Obama Administration Did Not Consult Its Own Homeland Security Secretary Before Deciding to Try KSM in NYC
February 24, 2010At a hearing of the Senate Homeland Security Committee on Wednesday, Homeland Security Secretary Janet Napolitano said she was not consulted before the decision was made to try 9/11 mastermind Khalid Sheikh Mohammed and other terror suspects in U.S. federal court in New York City.
She also said she has not taken part in discussions since that decision was made, including any that may have taken place to discuss whether the trials should be moved to another location.
“Were you consulted about homeland security risks or costs of providing security for the 9/11 terrorist in New York City before the attorney general made that decision?” Sen. Joe Lieberman (I-Conn.), chairman of the committee, asked Napolitano.
“Mr. Chairman, we were not consulted before but we have been part of a process to give cost estimates of what the security costs would be after the decision,” said Napolitano, who heads the department that was created after the terrorist attacks of Sept. 11, 2001 to protect the United States from future harm.

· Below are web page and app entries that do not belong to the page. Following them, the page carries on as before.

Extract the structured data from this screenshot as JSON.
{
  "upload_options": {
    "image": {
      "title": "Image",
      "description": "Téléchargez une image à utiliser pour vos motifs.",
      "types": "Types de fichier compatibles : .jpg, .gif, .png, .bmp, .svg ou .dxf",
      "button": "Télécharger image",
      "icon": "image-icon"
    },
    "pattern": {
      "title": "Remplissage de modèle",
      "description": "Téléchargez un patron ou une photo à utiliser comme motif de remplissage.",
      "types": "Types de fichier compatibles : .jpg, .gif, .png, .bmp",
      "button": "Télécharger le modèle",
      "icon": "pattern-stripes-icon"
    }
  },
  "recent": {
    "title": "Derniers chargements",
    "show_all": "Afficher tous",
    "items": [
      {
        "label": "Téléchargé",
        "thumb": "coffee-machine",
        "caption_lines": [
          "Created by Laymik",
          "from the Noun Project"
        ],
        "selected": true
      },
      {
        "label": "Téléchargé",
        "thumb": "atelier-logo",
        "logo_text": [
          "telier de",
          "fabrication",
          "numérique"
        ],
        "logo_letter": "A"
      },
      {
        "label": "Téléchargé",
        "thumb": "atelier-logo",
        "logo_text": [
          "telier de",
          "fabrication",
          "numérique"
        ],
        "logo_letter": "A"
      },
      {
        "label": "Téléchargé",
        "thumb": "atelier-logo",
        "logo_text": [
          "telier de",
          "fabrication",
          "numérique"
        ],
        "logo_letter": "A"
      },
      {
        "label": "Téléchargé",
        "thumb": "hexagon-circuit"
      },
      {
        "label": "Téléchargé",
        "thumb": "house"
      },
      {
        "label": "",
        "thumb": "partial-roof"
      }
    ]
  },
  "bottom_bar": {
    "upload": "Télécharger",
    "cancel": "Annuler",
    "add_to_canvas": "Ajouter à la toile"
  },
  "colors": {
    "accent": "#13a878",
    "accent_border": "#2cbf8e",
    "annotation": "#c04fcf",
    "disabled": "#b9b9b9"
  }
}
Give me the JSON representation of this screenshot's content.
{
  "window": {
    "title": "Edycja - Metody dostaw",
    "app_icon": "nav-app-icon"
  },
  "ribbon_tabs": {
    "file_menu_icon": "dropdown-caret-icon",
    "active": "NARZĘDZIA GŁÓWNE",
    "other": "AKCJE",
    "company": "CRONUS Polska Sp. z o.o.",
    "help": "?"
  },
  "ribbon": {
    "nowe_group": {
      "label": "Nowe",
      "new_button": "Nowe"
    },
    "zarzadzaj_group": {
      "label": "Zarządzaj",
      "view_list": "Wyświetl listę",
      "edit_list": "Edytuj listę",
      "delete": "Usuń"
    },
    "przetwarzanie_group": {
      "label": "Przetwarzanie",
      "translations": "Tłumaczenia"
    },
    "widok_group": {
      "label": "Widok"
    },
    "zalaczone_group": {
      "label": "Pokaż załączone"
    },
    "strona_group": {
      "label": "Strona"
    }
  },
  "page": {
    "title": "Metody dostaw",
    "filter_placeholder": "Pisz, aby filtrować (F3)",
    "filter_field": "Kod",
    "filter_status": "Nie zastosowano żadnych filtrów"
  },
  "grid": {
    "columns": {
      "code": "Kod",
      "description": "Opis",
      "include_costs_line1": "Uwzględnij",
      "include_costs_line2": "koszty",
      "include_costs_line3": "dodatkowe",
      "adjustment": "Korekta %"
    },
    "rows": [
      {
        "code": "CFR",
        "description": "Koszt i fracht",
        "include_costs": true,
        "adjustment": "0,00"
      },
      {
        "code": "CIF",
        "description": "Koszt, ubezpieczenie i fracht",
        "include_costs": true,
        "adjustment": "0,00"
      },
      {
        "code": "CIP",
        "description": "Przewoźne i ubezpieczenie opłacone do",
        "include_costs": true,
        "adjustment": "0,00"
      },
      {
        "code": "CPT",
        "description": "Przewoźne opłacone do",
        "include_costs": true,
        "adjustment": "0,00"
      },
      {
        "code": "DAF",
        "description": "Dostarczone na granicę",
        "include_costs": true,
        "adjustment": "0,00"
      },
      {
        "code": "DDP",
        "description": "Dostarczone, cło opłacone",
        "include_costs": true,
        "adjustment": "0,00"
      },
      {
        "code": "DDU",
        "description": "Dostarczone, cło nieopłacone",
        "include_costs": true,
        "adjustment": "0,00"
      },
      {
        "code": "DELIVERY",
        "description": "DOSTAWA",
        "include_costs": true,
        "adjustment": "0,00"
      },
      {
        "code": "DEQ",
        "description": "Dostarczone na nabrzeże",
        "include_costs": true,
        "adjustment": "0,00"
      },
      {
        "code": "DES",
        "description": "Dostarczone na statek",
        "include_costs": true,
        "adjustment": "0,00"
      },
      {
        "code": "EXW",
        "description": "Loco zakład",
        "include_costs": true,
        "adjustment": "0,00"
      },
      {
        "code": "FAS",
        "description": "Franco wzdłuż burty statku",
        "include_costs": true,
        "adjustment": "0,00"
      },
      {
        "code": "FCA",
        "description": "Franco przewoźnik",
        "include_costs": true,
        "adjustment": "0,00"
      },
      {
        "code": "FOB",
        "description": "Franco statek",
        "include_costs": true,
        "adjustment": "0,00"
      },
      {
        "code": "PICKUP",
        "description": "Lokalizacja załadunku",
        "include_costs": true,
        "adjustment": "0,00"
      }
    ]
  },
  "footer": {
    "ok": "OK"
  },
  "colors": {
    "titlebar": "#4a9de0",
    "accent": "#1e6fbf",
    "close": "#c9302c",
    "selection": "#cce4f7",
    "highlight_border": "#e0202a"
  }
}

“In recent weeks – at least the last couple of weeks – there have been some statements and some rumors that the administration is reconsidering the question of trying Khalid Sheikh Mohammed and the other 9/11 conspirators in New York City,” Lieberman said. He then asked if she had been involved in discussions about homeland security issues as they relate to trying terrorists on U.S. soil.
“I have not personally participated in any discussions,” Napolitano said.
Napolitano made the remarks at a hearing to discuss the proposed $56.3 billion budget for the Department of Homeland Security (DHS) for fiscal year 2011. The budget includes $200 million for security for trying Sheikh Mohammed in New York City.
When asked by ranking minority leader Sen. Susan Collins (R-Maine) why the DHS budget spends money on securing the trials of terrorists in the U.S. while cutting funding for U.S. Coast Guard, Napolitano defended the Obama administration’s stance on the matter.
“Decommissioning part of the Coast Guard’s 13th elite maritime security safety teams that protect waterfront cities makes absolutely no sense given the threats to our ports,” said Collins, adding that she believed the Senate would not fund security for terror trials in the U.S.
“We are going to have terrorist trials in the United States,” Napolitano said. “There will be security costs that accompany those trials.”
Napolitano failed to show up at a Jan. 27 House Homeland Security hearing focusing on the Christmas Day bombing attempt of a U.S. airliner over Detroit by an Nigerian native trained by al Qaeda. Napolitano met privately on Feb. 4 with Democratic members of the committee and later with ranking Republican member Rep. Peter King (R-N.Y.)
After she met with King, CNSNews.com twice asked Napolitano if she had spoken with President Barack Obama on Christmas Day about the attempted bombing of Northwest Flight 253 that day. She initially answered that she would not discuss her conversations with the presient. The second time she was asked the quesion, she answered that "we" were in contact with "the president's office."
“Yes, we were in contact with the president’s office,” Napolitano said.
A Feb. 3 report by CNSNews.com pointed out that FBI Director Robert Mueller, Director of National Intelligence Dennis Blair and Napolitano all told congressional committees following the Dec. 25 attack that they were not consulted about the decision to Mirandize bombing suspect Umar Farouk Abdulmutallab.
In her prepared remarks on the DHS budget, Napolitano said DHS has five main missions – to prevent terrorism and enhance security, secure and manage U.S. borders, “enforcing and administrating” immigration laws, “safeguarding and securing cyberspace,” and disaster preparedness and response.